---------- Working data ----------

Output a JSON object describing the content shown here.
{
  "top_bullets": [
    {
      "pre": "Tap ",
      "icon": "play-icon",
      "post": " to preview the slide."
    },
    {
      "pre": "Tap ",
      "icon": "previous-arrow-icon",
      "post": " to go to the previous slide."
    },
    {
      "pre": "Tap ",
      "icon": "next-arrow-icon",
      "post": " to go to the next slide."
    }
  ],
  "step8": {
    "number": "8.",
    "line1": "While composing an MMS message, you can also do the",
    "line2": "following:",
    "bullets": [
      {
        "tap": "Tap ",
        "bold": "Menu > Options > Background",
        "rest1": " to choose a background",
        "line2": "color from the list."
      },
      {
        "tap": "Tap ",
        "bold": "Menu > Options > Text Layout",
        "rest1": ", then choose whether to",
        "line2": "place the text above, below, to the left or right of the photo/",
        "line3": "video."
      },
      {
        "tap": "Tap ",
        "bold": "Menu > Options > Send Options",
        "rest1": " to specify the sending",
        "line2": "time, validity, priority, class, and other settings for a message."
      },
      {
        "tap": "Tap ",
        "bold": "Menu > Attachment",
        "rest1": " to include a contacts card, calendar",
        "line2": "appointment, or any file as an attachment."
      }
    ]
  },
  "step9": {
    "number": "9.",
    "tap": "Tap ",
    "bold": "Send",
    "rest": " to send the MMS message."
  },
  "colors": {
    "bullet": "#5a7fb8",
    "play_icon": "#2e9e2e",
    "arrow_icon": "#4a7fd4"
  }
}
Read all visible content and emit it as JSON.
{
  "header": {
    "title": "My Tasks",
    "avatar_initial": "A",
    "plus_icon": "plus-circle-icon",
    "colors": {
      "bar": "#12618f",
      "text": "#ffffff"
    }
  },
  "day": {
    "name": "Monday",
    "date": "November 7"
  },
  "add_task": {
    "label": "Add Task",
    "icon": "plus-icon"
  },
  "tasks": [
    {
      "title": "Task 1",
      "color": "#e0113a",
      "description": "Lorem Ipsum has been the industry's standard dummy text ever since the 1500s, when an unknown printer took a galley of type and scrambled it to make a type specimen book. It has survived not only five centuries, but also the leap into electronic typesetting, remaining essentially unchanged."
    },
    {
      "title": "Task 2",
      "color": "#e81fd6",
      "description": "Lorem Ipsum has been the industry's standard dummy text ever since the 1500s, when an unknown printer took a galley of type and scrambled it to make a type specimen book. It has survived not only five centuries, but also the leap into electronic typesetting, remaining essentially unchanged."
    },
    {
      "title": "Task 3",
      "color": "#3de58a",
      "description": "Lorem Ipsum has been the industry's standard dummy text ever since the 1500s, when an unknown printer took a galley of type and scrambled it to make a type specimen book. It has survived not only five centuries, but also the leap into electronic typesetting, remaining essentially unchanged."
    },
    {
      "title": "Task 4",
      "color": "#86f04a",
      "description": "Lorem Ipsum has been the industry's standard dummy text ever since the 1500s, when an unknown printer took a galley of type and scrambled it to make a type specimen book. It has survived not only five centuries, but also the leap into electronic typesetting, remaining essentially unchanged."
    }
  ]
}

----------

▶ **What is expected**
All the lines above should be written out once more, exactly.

▶ **Exercise result**
Output a JSON object describing the content shown here.
{
  "top_bullets": [
    {
      "pre": "Tap ",
      "icon": "play-icon",
      "post": " to preview the slide."
    },
    {
      "pre": "Tap ",
      "icon": "previous-arrow-icon",
      "post": " to go to the previous slide."
    },
    {
      "pre": "Tap ",
      "icon": "next-arrow-icon",
      "post": " to go to the next slide."
    }
  ],
  "step8": {
    "number": "8.",
    "line1": "While composing an MMS message, you can also do the",
    "line2": "following:",
    "bullets": [
      {
        "tap": "Tap ",
        "bold": "Menu > Options > Background",
        "rest1": " to choose a background",
        "line2": "color from the list."
      },
      {
        "tap": "Tap ",
        "bold": "Menu > Options > Text Layout",
        "rest1": ", then choose whether to",
        "line2": "place the text above, below, to the left or right of the photo/",
        "line3": "video."
      },
      {
        "tap": "Tap ",
        "bold": "Menu > Options > Send Options",
        "rest1": " to specify the sending",
        "line2": "time, validity, priority, class, and other settings for a message."
      },
      {
        "tap": "Tap ",
        "bold": "Menu > Attachment",
        "rest1": " to include a contacts card, calendar",
        "line2": "appointment, or any file as an attachment."
      }
    ]
  },
  "step9": {
    "number": "9.",
    "tap": "Tap ",
    "bold": "Send",
    "rest": " to send the MMS message."
  },
  "colors": {
    "bullet": "#5a7fb8",
    "play_icon": "#2e9e2e",
    "arrow_icon": "#4a7fd4"
  }
}
Read all visible content and emit it as JSON.
{
  "header": {
    "title": "My Tasks",
    "avatar_initial": "A",
    "plus_icon": "plus-circle-icon",
    "colors": {
      "bar": "#12618f",
      "text": "#ffffff"
    }
  },
  "day": {
    "name": "Monday",
    "date": "November 7"
  },
  "add_task": {
    "label": "Add Task",
    "icon": "plus-icon"
  },
  "tasks": [
    {
      "title": "Task 1",
      "color": "#e0113a",
      "description": "Lorem Ipsum has been the industry's standard dummy text ever since the 1500s, when an unknown printer took a galley of type and scrambled it to make a type specimen book. It has survived not only five centuries, but also the leap into electronic typesetting, remaining essentially unchanged."
    },
    {
      "title": "Task 2",
      "color": "#e81fd6",
      "description": "Lorem Ipsum has been the industry's standard dummy text ever since the 1500s, when an unknown printer took a galley of type and scrambled it to make a type specimen book. It has survived not only five centuries, but also the leap into electronic typesetting, remaining essentially unchanged."
    },
    {
      "title": "Task 3",
      "color": "#3de58a",
      "description": "Lorem Ipsum has been the industry's standard dummy text ever since the 1500s, when an unknown printer took a galley of type and scrambled it to make a type specimen book. It has survived not only five centuries, but also the leap into electronic typesetting, remaining essentially unchanged."
    },
    {
      "title": "Task 4",
      "color": "#86f04a",
      "description": "Lorem Ipsum has been the industry's standard dummy text ever since the 1500s, when an unknown printer took a galley of type and scrambled it to make a type specimen book. It has survived not only five centuries, but also the leap into electronic typesetting, remaining essentially unchanged."
    }
  ]
}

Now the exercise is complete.